High mountains, coffee trees, bananas, cotton fields, sugar cane, coconut palms, and tropical fruit characterize the country of Honduras in the heart of Central America. Honduras is the site of the first Reformed Church in America mission program in Central America outside of Mexico. The work of the Reformed Church is located in Ahuas and Cauquira. Ahaus is an isolated village near the Patuca River. Travel to Ahuas is by outboard motorboat or small plane. Cauquira is a peninsula in the extreme southeastern corner of the country. There are no roads. Travel in the area is by foot, dugout canoe along coastal waterways, or Wings of Mercy flights.
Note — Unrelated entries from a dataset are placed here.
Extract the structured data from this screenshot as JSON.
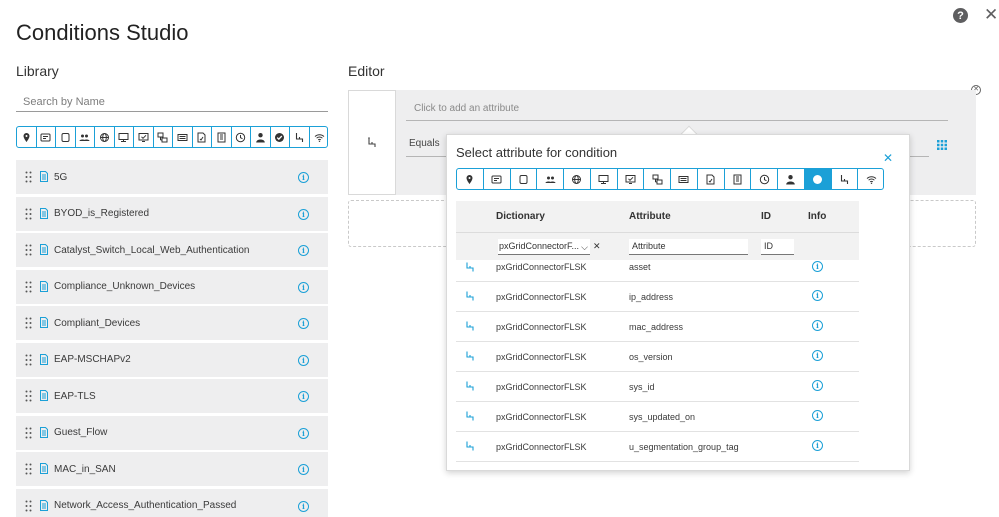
{
  "title": "Conditions Studio",
  "library": {
    "title": "Library",
    "search_placeholder": "Search by Name",
    "icons": [
      "location-icon",
      "endpoint-profile-icon",
      "device-icon",
      "identity-group-icon",
      "network-icon",
      "network-device-icon",
      "posture-icon",
      "network-device-group-icon",
      "network-condition-icon",
      "certificate-icon",
      "building-icon",
      "time-icon",
      "user-icon",
      "compliance-icon",
      "pxgrid-icon",
      "wireless-icon"
    ],
    "items": [
      {
        "label": "5G"
      },
      {
        "label": "BYOD_is_Registered"
      },
      {
        "label": "Catalyst_Switch_Local_Web_Authentication"
      },
      {
        "label": "Compliance_Unknown_Devices"
      },
      {
        "label": "Compliant_Devices"
      },
      {
        "label": "EAP-MSCHAPv2"
      },
      {
        "label": "EAP-TLS"
      },
      {
        "label": "Guest_Flow"
      },
      {
        "label": "MAC_in_SAN"
      },
      {
        "label": "Network_Access_Authentication_Passed"
      }
    ]
  },
  "editor": {
    "title": "Editor",
    "attribute_placeholder": "Click to add an attribute",
    "operator": "Equals"
  },
  "dialog": {
    "title": "Select attribute for condition",
    "icons": [
      "location-icon",
      "endpoint-profile-icon",
      "device-icon",
      "identity-group-icon",
      "network-icon",
      "network-device-icon",
      "posture-icon",
      "network-device-group-icon",
      "network-condition-icon",
      "certificate-icon",
      "building-icon",
      "time-icon",
      "user-icon",
      "compliance-icon",
      "pxgrid-icon",
      "wireless-icon"
    ],
    "active_icon_index": 13,
    "columns": {
      "dictionary": "Dictionary",
      "attribute": "Attribute",
      "id": "ID",
      "info": "Info"
    },
    "filters": {
      "dictionary": "pxGridConnectorF...",
      "attribute_placeholder": "Attribute",
      "id_placeholder": "ID"
    },
    "rows": [
      {
        "dictionary": "pxGridConnectorFLSK",
        "attribute": "asset"
      },
      {
        "dictionary": "pxGridConnectorFLSK",
        "attribute": "ip_address"
      },
      {
        "dictionary": "pxGridConnectorFLSK",
        "attribute": "mac_address"
      },
      {
        "dictionary": "pxGridConnectorFLSK",
        "attribute": "os_version"
      },
      {
        "dictionary": "pxGridConnectorFLSK",
        "attribute": "sys_id"
      },
      {
        "dictionary": "pxGridConnectorFLSK",
        "attribute": "sys_updated_on"
      },
      {
        "dictionary": "pxGridConnectorFLSK",
        "attribute": "u_segmentation_group_tag"
      }
    ]
  },
  "colors": {
    "accent": "#1ba0d7",
    "item_bg": "#eeeeef",
    "text": "#3a3a3a"
  }
}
The isolation of both Ahaus and Cauquira makes every resource precious, especially fresh fruits and vegetables.

The RCA partners with the Evangelical Moravian Church in Honduras, the Moravian Church in the U.S.A., and Moravian medical programs in Honduras. The U.S. Moravian Church began mission work in Honduras in 1930. The majority of the Indian people among whom RCA mission partner personnel work are Moravian in faith.

The RCA entered into medical mission work among the Miskito Indians in Cauquira in 1983. The Cauquira medical work had been closed for a number of years because there was no missionary doctor. When it reopened in 1983, it mushroomed because of the great need in the region. The RCA supports three medical doctors who serve as mission partner personnel; they work in the medical clinic in Cauquira, as medical director for the Moravian medical programs in Honduras, and as medical director of the hospital in Ahuas. They also train health leaders and nurses. The Reformed Church also supports a missionary pilot with Wings of Mercy (formerly a Mission Aviation Fellowship program in Honduras) and has contributed finances and work groups to the building of the Bible Institute in Puerto Lempira. It also helps support a divers' school that teaches local people how to be safe while diving to harvest seafood.

In addition to providing medical services at the clinic in Cauquira and the hospital in Ahuas, doctors travel in a dugout canoe to make house calls in the surrounding communities. Educational programs, provided by a doctor or a nurse, are available in Cauquira, Ahuas, and in towns along the River Patuca and in Zona Recuperada (the Recovered Zone), which has a high incidence of malaria and cholera. (The area is called the Recovered Zone because it was recovered from Nicaragua.)

The Ahuas and Cauquira programs are a true partnership in mission. The medicine, local health workers, and maintenance of the clinic and hospital buildings are underwritten by the people served. The missionary homes, some field expenses, and benefits are underwritten by the Moravian Church. Mission partner personnel receive salary and expenses for deputation from the Reformed Church in America. Educational material and funds for travel to Zona Recuperada are also provided by the RCA.

Ahuas Clinic

Exotic birds squawk and bounce from tree to tree in the tropical rainforest. At the same time, poisonous snakes and insects crawl along the rainforest floor, while crocodiles slip into the river. The lush wall of flora has kept cars and modern-day technology from reaching the Miskito people of the Mosquitia region of Honduras. It has also kept the gospel from reaching them, and it isolates people from the nearest hospital—more than 12 hours away by canoe.